It’s the kind of home a young person should grow up in, said Mark Muldoon, executive director of Threshold Housing Society. The non-profit organization helps house homeless and at-risk youth around Greater Victoria.
On July 1, it took possession of a newly leased respite home next to the United Church on Granite Street. The eight-unit building was built as a seniors’ home in the 1990s. Threshold hopes to have the youth move in on Sept. 1.
The church owns the building and tried to sell it before deciding to lease to Threshold.
“It’s airy and open and has a sense of life to it. And it’s close to amenities and buses,” Muldoon said.
This month, volunteers came to help paint and renovate the home. Most were employees from Home Depot, which raises funds for Threshold through donor boxes at the tills of its Greater Victoria stores.
Home Depot also gave Threshold a $30,000 renovation grant specifically for the new home.
“We got 42 volunteers here … from nine Island stores — some came from as far as Squamish and Campbell River,” said Cameron Rundell, operations assistant at the Shelbourne Street store.
Muldoon said the help from Home Depot was particularly meaningful because a Threshold youth works the night shifts at the store.
Many of the youth in Threshold housing work and go to school. Muldoon said in the past year, the organization has housed 52 youth in three homes and supported market housing.
“But we had 117 applications,” he said. “Where did they go? Look at the vacancy rates. Where is this invisible, voiceless population?”
Muldoon said the society’s board decided to lease the new home because of the need and because the housing market is increasingly tight. “The board decided we had to do this now … and we know youth do better in a communal home setting,” he said.
They will have to run the home at a bit of a loss, for now, but are hoping to supplement through donations and any government funding that becomes available.
Muldoon noted youth are the fastest growing sector of the homeless population in Canada. He said this is partly fuelled by transgender youth; Threshold houses several. He also cited the recent Point in Time survey of homeless people in Victoria, which revealed a large number of youth. In addition, the majority of those surveyed said they first experienced homelessness as youth.
“This shows preventing youth homelessness is key,” Muldoon said.
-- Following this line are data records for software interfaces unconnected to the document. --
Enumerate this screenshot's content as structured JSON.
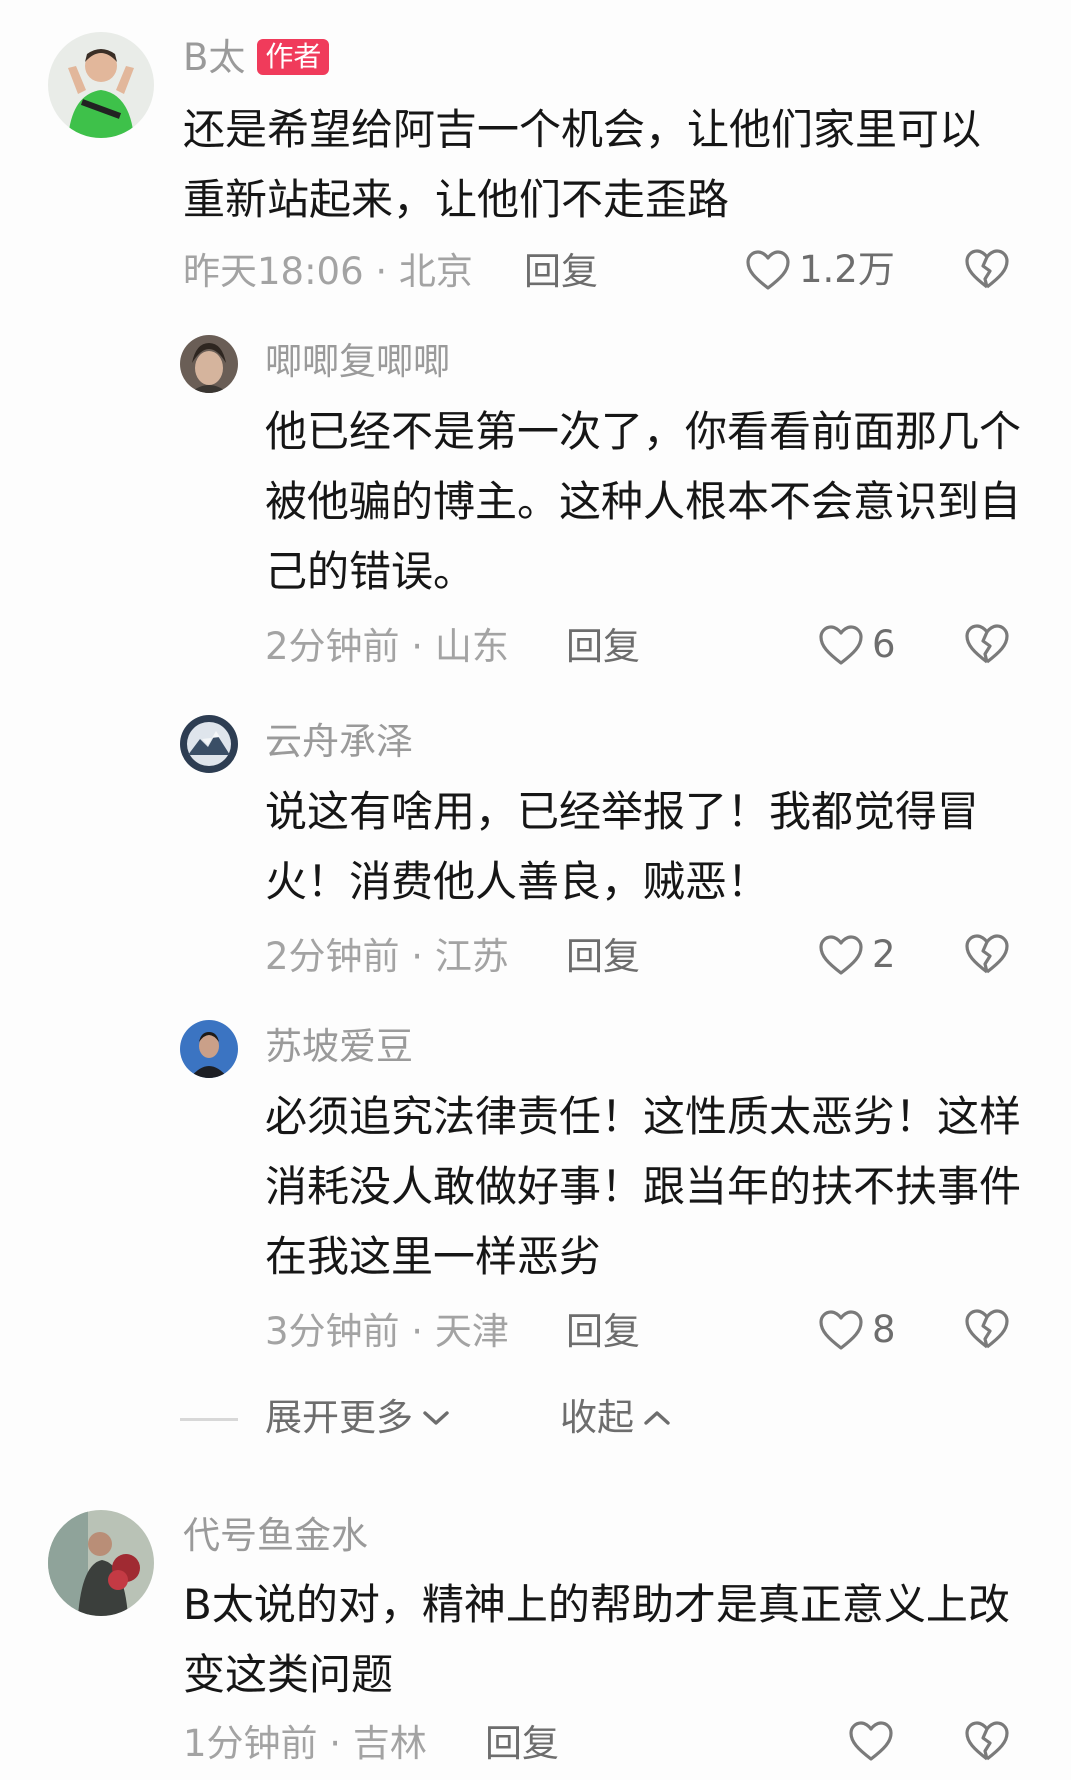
{
  "comments": [
    {
      "user": "B太",
      "badge": "作者",
      "text": "还是希望给阿吉一个机会，让他们家里可以重新站起来，让他们不走歪路",
      "meta": "昨天18:06 · 北京",
      "reply": "回复",
      "likes": "1.2万",
      "avatar_icon": "user-avatar-green-shirt"
    },
    {
      "user": "唧唧复唧唧",
      "text": "他已经不是第一次了，你看看前面那几个被他骗的博主。这种人根本不会意识到自己的错误。",
      "meta": "2分钟前 · 山东",
      "reply": "回复",
      "likes": "6",
      "avatar_icon": "user-avatar-anime"
    },
    {
      "user": "云舟承泽",
      "text": "说这有啥用，已经举报了！我都觉得冒火！消费他人善良，贼恶！",
      "meta": "2分钟前 · 江苏",
      "reply": "回复",
      "likes": "2",
      "avatar_icon": "user-avatar-mountain"
    },
    {
      "user": "苏坡爱豆",
      "text": "必须追究法律责任！这性质太恶劣！这样消耗没人敢做好事！跟当年的扶不扶事件在我这里一样恶劣",
      "meta": "3分钟前 · 天津",
      "reply": "回复",
      "likes": "8",
      "avatar_icon": "user-avatar-portrait"
    },
    {
      "user": "代号鱼金水",
      "text": "B太说的对，精神上的帮助才是真正意义上改变这类问题",
      "meta": "1分钟前 · 吉林",
      "reply": "回复",
      "likes": "",
      "avatar_icon": "user-avatar-flowers"
    }
  ],
  "thread": {
    "expand_label": "展开更多",
    "collapse_label": "收起"
  },
  "colors": {
    "badge": "#f03b5b",
    "text": "#161616",
    "muted": "#a3a3a3"
  }
}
Of 1,387 homeless people, there were 120 youth, according to the survey conducted in February. Thirty-seven per cent of the respondents said they first became homeless when they were younger than 18.